Data shown:

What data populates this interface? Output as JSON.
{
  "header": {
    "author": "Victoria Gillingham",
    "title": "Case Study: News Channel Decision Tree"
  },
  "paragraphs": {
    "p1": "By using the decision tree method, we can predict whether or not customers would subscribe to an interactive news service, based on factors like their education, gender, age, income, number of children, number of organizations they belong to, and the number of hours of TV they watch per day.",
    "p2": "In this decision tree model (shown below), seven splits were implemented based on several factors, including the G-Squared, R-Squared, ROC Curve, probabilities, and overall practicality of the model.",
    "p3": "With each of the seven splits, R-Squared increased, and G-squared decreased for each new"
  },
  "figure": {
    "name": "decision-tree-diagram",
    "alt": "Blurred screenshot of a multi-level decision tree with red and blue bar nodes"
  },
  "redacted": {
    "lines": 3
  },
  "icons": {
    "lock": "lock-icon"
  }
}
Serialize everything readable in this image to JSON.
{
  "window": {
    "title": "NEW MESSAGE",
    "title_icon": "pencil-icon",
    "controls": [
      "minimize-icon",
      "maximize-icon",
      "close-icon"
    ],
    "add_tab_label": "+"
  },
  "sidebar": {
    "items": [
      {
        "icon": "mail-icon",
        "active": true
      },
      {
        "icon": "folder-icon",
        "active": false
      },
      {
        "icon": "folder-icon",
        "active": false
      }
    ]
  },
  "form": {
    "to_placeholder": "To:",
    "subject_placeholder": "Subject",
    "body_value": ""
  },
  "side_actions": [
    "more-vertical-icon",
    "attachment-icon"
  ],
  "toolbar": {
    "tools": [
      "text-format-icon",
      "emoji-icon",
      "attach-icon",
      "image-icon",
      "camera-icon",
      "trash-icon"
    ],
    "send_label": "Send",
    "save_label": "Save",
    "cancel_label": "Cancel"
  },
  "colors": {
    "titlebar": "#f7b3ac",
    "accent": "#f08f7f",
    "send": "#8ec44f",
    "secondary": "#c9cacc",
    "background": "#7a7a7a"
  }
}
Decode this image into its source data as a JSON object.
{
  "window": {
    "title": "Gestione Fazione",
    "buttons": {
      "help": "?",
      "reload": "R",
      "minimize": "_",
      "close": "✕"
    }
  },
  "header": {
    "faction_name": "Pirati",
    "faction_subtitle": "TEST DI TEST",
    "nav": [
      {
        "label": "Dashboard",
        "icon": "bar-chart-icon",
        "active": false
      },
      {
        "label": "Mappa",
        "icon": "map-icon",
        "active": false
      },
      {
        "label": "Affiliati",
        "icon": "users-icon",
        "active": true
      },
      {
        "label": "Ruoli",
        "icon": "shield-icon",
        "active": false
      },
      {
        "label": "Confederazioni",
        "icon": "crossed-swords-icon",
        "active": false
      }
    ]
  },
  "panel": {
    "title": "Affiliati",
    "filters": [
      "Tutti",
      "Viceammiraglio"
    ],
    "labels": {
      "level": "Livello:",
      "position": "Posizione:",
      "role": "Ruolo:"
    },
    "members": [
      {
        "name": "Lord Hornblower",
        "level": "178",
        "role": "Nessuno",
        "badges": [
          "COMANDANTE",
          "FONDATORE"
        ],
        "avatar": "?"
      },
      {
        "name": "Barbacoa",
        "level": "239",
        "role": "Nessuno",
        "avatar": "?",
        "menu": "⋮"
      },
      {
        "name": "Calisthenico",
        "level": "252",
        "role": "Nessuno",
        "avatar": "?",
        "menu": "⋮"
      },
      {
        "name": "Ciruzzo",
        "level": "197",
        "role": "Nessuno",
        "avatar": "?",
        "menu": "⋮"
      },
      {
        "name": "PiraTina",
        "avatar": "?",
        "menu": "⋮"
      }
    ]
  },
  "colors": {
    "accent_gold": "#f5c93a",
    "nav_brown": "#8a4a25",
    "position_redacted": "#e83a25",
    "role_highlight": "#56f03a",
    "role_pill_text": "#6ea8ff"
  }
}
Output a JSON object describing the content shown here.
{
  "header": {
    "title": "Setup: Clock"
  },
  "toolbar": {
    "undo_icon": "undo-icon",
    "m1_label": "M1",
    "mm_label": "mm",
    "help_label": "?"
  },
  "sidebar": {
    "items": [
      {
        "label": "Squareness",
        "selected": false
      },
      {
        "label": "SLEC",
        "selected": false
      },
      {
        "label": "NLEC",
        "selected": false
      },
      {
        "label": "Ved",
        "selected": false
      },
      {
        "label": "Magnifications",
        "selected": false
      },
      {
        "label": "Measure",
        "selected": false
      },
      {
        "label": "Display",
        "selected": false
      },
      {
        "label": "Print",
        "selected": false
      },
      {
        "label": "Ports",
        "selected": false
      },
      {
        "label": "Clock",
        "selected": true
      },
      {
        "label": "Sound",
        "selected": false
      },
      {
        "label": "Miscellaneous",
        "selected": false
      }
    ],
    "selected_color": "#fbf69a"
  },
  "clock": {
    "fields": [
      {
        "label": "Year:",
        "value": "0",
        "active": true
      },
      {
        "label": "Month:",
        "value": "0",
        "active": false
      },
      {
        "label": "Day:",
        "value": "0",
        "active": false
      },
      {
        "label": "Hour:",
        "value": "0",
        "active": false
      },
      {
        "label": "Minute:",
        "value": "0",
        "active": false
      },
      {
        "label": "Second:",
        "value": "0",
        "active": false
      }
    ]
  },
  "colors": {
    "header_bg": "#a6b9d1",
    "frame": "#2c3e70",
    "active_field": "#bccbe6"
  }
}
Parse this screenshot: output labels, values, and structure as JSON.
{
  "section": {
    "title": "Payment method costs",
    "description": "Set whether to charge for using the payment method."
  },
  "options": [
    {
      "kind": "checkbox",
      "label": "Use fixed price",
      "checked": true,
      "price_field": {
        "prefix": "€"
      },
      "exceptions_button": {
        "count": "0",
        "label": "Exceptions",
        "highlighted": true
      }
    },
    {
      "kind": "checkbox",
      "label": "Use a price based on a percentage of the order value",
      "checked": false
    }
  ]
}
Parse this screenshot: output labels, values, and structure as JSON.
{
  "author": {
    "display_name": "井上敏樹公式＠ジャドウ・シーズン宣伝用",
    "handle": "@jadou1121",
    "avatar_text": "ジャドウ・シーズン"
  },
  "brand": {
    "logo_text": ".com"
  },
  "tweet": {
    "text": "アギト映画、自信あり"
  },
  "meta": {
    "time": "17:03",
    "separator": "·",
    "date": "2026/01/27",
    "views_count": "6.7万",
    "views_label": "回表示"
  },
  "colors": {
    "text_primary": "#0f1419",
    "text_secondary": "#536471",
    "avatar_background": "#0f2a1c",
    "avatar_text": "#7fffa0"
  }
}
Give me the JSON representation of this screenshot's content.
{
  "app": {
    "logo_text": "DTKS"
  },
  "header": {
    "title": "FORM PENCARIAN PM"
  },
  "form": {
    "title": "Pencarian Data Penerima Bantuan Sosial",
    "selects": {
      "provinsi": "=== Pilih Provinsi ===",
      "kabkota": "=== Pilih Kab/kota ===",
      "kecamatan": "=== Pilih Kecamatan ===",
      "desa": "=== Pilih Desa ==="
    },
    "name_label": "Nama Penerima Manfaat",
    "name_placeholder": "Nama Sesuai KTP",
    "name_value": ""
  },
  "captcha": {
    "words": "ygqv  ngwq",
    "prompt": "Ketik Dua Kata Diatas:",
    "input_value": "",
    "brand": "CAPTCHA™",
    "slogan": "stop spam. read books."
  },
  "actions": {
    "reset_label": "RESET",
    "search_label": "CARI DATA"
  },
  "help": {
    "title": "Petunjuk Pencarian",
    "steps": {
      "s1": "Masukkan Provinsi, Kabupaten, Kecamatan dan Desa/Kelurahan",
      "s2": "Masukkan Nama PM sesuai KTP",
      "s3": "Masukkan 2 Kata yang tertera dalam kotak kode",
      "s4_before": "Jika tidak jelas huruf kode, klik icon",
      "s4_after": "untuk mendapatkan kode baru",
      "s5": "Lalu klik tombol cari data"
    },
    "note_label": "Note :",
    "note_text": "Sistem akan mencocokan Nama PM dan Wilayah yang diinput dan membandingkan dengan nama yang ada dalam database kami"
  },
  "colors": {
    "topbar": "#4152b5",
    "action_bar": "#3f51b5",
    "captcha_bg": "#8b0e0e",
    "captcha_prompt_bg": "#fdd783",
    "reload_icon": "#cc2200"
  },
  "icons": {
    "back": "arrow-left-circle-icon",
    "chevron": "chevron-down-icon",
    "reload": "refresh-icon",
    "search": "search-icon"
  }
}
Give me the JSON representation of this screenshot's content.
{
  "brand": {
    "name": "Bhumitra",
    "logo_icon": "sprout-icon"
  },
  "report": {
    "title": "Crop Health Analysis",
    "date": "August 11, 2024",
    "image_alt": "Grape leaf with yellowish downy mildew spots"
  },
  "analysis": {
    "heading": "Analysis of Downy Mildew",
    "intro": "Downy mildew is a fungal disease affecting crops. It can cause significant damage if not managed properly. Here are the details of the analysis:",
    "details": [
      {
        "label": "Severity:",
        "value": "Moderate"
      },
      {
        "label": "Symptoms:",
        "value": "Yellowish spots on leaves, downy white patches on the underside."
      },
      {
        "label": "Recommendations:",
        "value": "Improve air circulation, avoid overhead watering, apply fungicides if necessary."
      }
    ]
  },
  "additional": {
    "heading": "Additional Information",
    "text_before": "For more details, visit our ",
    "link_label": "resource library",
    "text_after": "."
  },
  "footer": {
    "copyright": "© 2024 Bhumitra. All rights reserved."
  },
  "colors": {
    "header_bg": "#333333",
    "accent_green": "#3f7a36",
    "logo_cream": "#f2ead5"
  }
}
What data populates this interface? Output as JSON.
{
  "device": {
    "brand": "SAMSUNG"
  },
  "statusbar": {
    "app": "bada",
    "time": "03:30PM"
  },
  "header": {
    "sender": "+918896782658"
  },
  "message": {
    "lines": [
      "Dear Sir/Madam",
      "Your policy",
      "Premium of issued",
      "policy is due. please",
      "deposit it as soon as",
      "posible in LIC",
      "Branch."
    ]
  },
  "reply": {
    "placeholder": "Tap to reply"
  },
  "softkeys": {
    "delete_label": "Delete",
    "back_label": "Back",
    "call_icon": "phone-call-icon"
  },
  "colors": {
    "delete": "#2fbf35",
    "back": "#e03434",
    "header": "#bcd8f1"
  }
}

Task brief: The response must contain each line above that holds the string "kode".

Worked solution:
      "s3": "Masukkan 2 Kata yang tertera dalam kotak kode",
      "s4_before": "Jika tidak jelas huruf kode, klik icon",
      "s4_after": "untuk mendapatkan kode baru",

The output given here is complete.